Try composing your legs in different ways – crossing them near the ankle; crossing your thighs; placing your ankle on the opposing thigh. You’ll soon see why the last of those postures is so entirely masculine. Press your legs tightly together, then spread them far apart. Your skirts speak volumes about masculine and feminine body language, if you watch what they’re telling you.
Mirror work to learn more subtle points can involve switching viewpoints. Imagine you are a woman trying to give subtle encouragement to a man sitting opposite, without wishing to appear cheap or vulgar. How do you arrange your skirt? Just how much leg do you display?
Now imagine you’re the man sitting opposite. The reflection in the mirror is a woman you don’t know. What do you think of her? Is it too blatant a come-on? Are you intrigued? Be honest…
Skirts are to be enjoyed!!
All of this mirror work revolves around manipulating your skirts, seeing what works, what doesn’t, what looks vulgar, what’s enticing. There is a lot of fun – and a lot of instruction – to be had before ever taking your skirts beyond the bedroom door. Once out on the street, or in a trannie-friendly venue, your skirts can be a whole lot more fun. They are there to be enjoyed!!
Skirts are not only fun, but comfortable. They’re not as restrictive as trouser, and they don’t chafe the legs. The inner thighs are amongst the more sensitive parts of the body – stroking them can release powerful sensual feelings. The effect of chafing these delicate areas with rough trousers is not, I feel sure, something most men consider. Become used to the way a skirt feels, however, and we can hardly fail to notice – the skirt is so much more comfortable!
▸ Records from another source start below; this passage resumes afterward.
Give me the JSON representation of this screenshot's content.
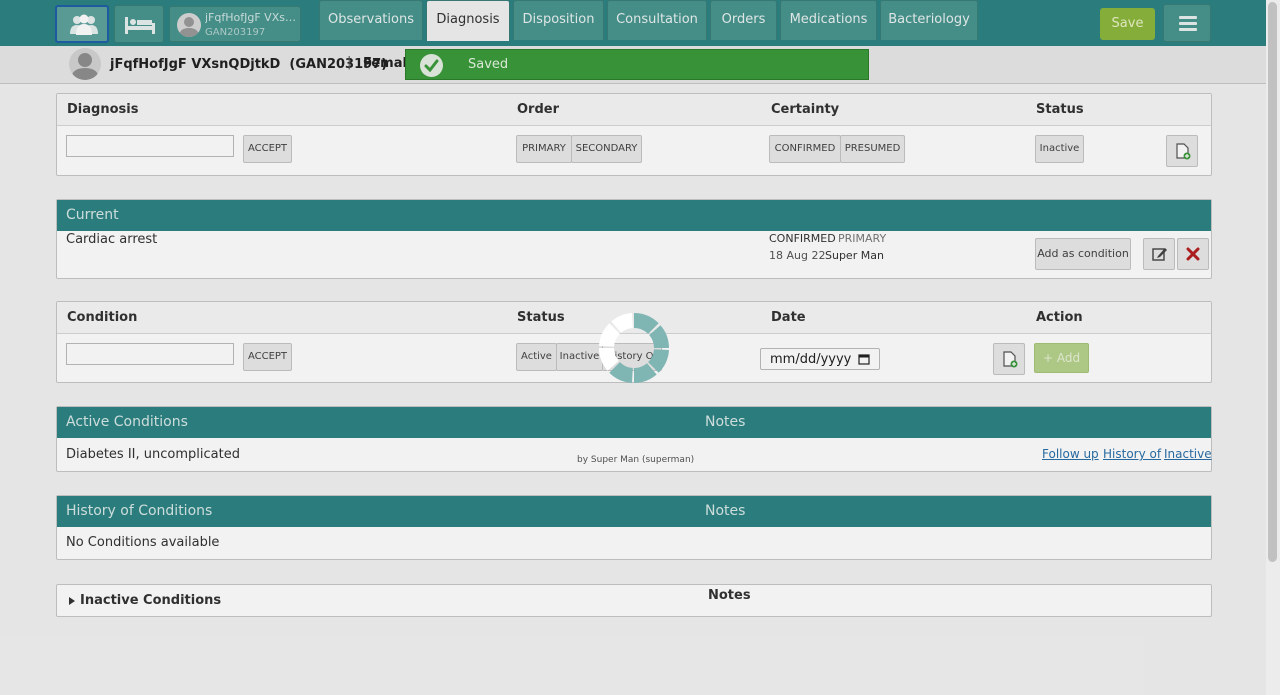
{
  "patient_chip": {
    "name": "jFqfHofJgF VXsn...",
    "id": "GAN203197"
  },
  "tabs": [
    {
      "label": "Observations",
      "active": false
    },
    {
      "label": "Diagnosis",
      "active": true
    },
    {
      "label": "Disposition",
      "active": false
    },
    {
      "label": "Consultation",
      "active": false
    },
    {
      "label": "Orders",
      "active": false
    },
    {
      "label": "Medications",
      "active": false
    },
    {
      "label": "Bacteriology",
      "active": false
    }
  ],
  "save_label": "Save",
  "patient": {
    "name": "jFqfHofJgF VXsnQDjtkD",
    "id": "(GAN203197)",
    "separator": "|",
    "gender": "Female"
  },
  "toast": {
    "text": "Saved"
  },
  "diagnosis_panel": {
    "headers": {
      "diagnosis": "Diagnosis",
      "order": "Order",
      "certainty": "Certainty",
      "status": "Status"
    },
    "accept_label": "ACCEPT",
    "order_options": [
      "PRIMARY",
      "SECONDARY"
    ],
    "certainty_options": [
      "CONFIRMED",
      "PRESUMED"
    ],
    "status_option": "Inactive"
  },
  "current": {
    "title": "Current",
    "diagnosis": "Cardiac arrest",
    "certainty": "CONFIRMED",
    "order": "PRIMARY",
    "date": "18 Aug 22",
    "author": "Super Man",
    "add_condition_label": "Add as condition"
  },
  "condition_panel": {
    "headers": {
      "condition": "Condition",
      "status": "Status",
      "date": "Date",
      "action": "Action"
    },
    "accept_label": "ACCEPT",
    "status_options": [
      "Active",
      "Inactive",
      "History Of"
    ],
    "date_placeholder": "mm/dd/yyyy",
    "add_label": "Add"
  },
  "active_conditions": {
    "title": "Active Conditions",
    "notes_label": "Notes",
    "row": {
      "name": "Diabetes II, uncomplicated",
      "by": "by Super Man (superman)",
      "links": [
        "Follow up",
        "History of",
        "Inactive"
      ]
    }
  },
  "history_conditions": {
    "title": "History of Conditions",
    "notes_label": "Notes",
    "empty": "No Conditions available"
  },
  "inactive_conditions": {
    "title": "Inactive Conditions",
    "notes_label": "Notes"
  },
  "colors": {
    "teal": "#2e8384",
    "save_green": "#8db73d",
    "toast_green": "#3c9a3a",
    "link_blue": "#2a6fa8"
  }
}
Of course, skirts are generally worn with thigh-encasing hosiery: stockings or tights. Indeed, as the temperature drops, skirts cease to be comfortable without such hosiery. On a really cold night, it is not comfortable without thick tights. But wearing stockings or tights is not at all like wearing trousers. They don’t rub the thighs so much as move with them, like a second skin.
As well as being physically comfortable, skirts bring a sense of freedom. Our legs escape from the restrictions imposed by their individual cloth tubes. The thighs can rub against each other.
There’s a whole gamut of extraordinarily pleasant sensations.
Not only does a skirt give a sense of freedom to the wearer, but the freedom extends to people with whom we’re on intimate terms. I never heard of sexual dalliance in the form of a hand up the trousers – a hand up the skirt is another matter. The openness of a skirt gives the hand plenty of room to manoeuvre. It’s pleasant for the person whose hand it is, but in my experience it’s a lot more pleasant for the person in the skirt.
Thinking about that particular joy of skirts seems a good place to leave this article. At the time of writing, I own 54 skirts – not counting my dresses – tight, full, long, shorter; such a variety that it feels as though there could never be too many. They’re fun for me, and I trust they are also for friends and special friends…
Keep the skirts twirling! I think that’s what transvestism is all